**INPUT DATA**.
Content starts

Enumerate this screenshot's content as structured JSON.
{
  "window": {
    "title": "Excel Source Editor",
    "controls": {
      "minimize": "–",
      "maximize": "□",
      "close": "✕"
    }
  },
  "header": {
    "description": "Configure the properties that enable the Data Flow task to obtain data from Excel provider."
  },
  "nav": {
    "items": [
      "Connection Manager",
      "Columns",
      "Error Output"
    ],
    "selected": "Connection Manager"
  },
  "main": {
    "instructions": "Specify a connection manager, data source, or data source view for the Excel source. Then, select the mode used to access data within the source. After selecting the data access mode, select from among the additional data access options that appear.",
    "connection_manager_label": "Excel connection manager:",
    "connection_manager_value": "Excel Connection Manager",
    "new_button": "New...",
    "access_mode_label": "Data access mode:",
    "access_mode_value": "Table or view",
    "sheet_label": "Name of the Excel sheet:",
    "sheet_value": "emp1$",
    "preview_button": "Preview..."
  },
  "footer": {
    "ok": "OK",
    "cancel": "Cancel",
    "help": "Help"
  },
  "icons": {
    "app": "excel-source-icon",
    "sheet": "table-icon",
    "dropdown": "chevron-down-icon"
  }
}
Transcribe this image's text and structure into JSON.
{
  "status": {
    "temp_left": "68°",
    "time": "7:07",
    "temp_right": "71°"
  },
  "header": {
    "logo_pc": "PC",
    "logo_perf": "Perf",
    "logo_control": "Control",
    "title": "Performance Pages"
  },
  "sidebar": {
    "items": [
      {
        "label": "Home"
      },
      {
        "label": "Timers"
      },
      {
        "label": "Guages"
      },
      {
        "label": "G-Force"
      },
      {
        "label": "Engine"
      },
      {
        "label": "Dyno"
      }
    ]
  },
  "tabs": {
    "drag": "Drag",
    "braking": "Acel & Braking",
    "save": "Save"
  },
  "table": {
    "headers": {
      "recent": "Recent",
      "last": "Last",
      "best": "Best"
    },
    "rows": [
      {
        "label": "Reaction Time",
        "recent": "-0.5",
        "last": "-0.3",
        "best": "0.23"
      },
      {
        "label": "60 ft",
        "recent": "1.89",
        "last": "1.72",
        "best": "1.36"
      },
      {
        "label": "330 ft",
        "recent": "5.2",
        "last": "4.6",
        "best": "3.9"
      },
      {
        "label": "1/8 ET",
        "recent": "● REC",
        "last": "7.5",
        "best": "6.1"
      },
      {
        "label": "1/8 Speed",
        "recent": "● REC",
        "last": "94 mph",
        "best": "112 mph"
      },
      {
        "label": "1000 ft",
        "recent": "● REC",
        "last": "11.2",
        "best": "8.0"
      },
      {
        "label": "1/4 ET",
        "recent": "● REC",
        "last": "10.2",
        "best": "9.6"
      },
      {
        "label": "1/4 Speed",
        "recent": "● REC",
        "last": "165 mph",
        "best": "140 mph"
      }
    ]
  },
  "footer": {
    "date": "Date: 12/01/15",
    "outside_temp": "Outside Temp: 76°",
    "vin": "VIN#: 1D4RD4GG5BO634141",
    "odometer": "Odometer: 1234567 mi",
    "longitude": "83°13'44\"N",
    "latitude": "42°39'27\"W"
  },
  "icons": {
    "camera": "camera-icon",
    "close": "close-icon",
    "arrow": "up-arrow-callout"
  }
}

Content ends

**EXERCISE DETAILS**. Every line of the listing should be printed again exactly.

**TASK RESPONSE**.
Enumerate this screenshot's content as structured JSON.
{
  "window": {
    "title": "Excel Source Editor",
    "controls": {
      "minimize": "–",
      "maximize": "□",
      "close": "✕"
    }
  },
  "header": {
    "description": "Configure the properties that enable the Data Flow task to obtain data from Excel provider."
  },
  "nav": {
    "items": [
      "Connection Manager",
      "Columns",
      "Error Output"
    ],
    "selected": "Connection Manager"
  },
  "main": {
    "instructions": "Specify a connection manager, data source, or data source view for the Excel source. Then, select the mode used to access data within the source. After selecting the data access mode, select from among the additional data access options that appear.",
    "connection_manager_label": "Excel connection manager:",
    "connection_manager_value": "Excel Connection Manager",
    "new_button": "New...",
    "access_mode_label": "Data access mode:",
    "access_mode_value": "Table or view",
    "sheet_label": "Name of the Excel sheet:",
    "sheet_value": "emp1$",
    "preview_button": "Preview..."
  },
  "footer": {
    "ok": "OK",
    "cancel": "Cancel",
    "help": "Help"
  },
  "icons": {
    "app": "excel-source-icon",
    "sheet": "table-icon",
    "dropdown": "chevron-down-icon"
  }
}
Transcribe this image's text and structure into JSON.
{
  "status": {
    "temp_left": "68°",
    "time": "7:07",
    "temp_right": "71°"
  },
  "header": {
    "logo_pc": "PC",
    "logo_perf": "Perf",
    "logo_control": "Control",
    "title": "Performance Pages"
  },
  "sidebar": {
    "items": [
      {
        "label": "Home"
      },
      {
        "label": "Timers"
      },
      {
        "label": "Guages"
      },
      {
        "label": "G-Force"
      },
      {
        "label": "Engine"
      },
      {
        "label": "Dyno"
      }
    ]
  },
  "tabs": {
    "drag": "Drag",
    "braking": "Acel & Braking",
    "save": "Save"
  },
  "table": {
    "headers": {
      "recent": "Recent",
      "last": "Last",
      "best": "Best"
    },
    "rows": [
      {
        "label": "Reaction Time",
        "recent": "-0.5",
        "last": "-0.3",
        "best": "0.23"
      },
      {
        "label": "60 ft",
        "recent": "1.89",
        "last": "1.72",
        "best": "1.36"
      },
      {
        "label": "330 ft",
        "recent": "5.2",
        "last": "4.6",
        "best": "3.9"
      },
      {
        "label": "1/8 ET",
        "recent": "● REC",
        "last": "7.5",
        "best": "6.1"
      },
      {
        "label": "1/8 Speed",
        "recent": "● REC",
        "last": "94 mph",
        "best": "112 mph"
      },
      {
        "label": "1000 ft",
        "recent": "● REC",
        "last": "11.2",
        "best": "8.0"
      },
      {
        "label": "1/4 ET",
        "recent": "● REC",
        "last": "10.2",
        "best": "9.6"
      },
      {
        "label": "1/4 Speed",
        "recent": "● REC",
        "last": "165 mph",
        "best": "140 mph"
      }
    ]
  },
  "footer": {
    "date": "Date: 12/01/15",
    "outside_temp": "Outside Temp: 76°",
    "vin": "VIN#: 1D4RD4GG5BO634141",
    "odometer": "Odometer: 1234567 mi",
    "longitude": "83°13'44\"N",
    "latitude": "42°39'27\"W"
  },
  "icons": {
    "camera": "camera-icon",
    "close": "close-icon",
    "arrow": "up-arrow-callout"
  }
}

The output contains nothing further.